- Residual plots can be used as a useful diagnostic tool for controlling the LOWESS fitting process (Cleveland, W. S. (1993): Visualizing Data. Hobart Press, Summit, NJ). This is particularly important for using the appropriate value for the local smoothing width (Alpha).
- In choosing Alpha, we want a curve that is as smooth as possible without introducing lack of fit, i.e., the main structure within the data should be by and large represented, with no remaining residual dependence.

The effect of Alpha for controlling the LOWESS fitting process is shown below for a given bivariate data set, using Alpha values of 0.1, 0.6, and 0.99.

- Comparing the original robust LOWESS fit with Alpha=0.1 (the left-hand side image) with the LOWESS fit to the corresponding residuals (the right-hand side image) shows:
- There is no remaining residual dependence but the original fitted LOWESS curve has excessive, unnecessary undulation from the noise components of the data.
- For the given data set, the local smoothing width Alpha=0.1 generates a curve that is highly affected by the noise components of the data.

- Comparing the original robust LOWESS fit with Alpha=0.6 (the left-hand side image) with the LOWESS fit to the corresponding residuals (the right-hand side image) shows:
- There is no remaining residual dependence and the original fitted LOWESS curve tracks adequately the data pattern.
- For the given data set, the local smoothing width Alpha=0.6 is a good fit; i.e., the main structure within the data is adequately represented, and there is no remaining residual dependence.
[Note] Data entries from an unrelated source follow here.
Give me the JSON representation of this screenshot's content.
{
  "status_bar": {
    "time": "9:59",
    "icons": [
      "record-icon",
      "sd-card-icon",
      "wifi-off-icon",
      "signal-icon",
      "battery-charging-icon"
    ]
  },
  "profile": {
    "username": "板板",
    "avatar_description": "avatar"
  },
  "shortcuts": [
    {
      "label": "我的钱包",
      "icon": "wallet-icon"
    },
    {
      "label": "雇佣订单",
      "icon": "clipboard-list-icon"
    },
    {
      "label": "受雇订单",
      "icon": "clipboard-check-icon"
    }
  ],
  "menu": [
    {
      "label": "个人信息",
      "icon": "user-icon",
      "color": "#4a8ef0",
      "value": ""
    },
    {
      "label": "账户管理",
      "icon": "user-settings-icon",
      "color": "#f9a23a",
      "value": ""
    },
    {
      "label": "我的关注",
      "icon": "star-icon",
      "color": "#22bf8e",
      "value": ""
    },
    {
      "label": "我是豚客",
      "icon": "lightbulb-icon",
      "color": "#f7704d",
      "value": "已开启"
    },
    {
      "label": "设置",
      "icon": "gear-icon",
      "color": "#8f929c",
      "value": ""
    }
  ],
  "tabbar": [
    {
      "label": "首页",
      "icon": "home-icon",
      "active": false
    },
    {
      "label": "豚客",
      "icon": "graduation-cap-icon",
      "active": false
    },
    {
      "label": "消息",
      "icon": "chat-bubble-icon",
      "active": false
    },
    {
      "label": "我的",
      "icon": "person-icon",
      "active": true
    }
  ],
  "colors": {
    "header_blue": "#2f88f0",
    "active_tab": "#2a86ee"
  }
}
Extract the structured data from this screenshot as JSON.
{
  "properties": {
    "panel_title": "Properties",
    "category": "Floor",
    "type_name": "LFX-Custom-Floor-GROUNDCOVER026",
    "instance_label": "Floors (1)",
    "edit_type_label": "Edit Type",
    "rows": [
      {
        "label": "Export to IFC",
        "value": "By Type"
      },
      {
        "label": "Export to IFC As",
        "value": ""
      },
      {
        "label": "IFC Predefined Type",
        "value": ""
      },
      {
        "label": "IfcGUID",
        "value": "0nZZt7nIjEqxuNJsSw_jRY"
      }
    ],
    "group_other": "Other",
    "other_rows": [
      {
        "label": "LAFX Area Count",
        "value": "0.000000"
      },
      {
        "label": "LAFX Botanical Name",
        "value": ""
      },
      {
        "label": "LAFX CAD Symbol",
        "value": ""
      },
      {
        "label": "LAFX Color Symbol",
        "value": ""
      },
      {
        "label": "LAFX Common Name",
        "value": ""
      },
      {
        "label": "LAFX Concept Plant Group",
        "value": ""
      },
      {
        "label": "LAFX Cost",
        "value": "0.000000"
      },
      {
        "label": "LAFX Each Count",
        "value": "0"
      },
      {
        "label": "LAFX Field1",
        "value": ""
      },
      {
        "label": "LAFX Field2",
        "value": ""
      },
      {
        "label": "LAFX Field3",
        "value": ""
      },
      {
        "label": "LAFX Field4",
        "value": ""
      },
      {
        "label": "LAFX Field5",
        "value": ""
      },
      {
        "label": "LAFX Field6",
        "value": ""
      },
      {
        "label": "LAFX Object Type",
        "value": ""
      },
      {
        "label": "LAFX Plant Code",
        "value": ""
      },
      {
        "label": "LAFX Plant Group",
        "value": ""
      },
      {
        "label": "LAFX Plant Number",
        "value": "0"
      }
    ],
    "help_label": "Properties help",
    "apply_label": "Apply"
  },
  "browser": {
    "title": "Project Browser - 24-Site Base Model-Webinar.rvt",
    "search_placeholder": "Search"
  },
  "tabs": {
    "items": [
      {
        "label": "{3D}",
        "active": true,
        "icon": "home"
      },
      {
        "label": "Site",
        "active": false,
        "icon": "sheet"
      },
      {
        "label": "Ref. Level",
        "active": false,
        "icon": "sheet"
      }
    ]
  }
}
- Comparing the original robust LOWESS fit with Alpha=0.99 (the left-hand side image) with the LOWESS fit to the corresponding residuals (the right-hand side image) shows:
- There is remaining residual dependence, and the original fitted LOWESS curve is over-smoothed.
- For the given data set, the local smoothing width Alpha=0.99 results in an over-smoothed curve with remaining residual dependence (i.e., lack of fit).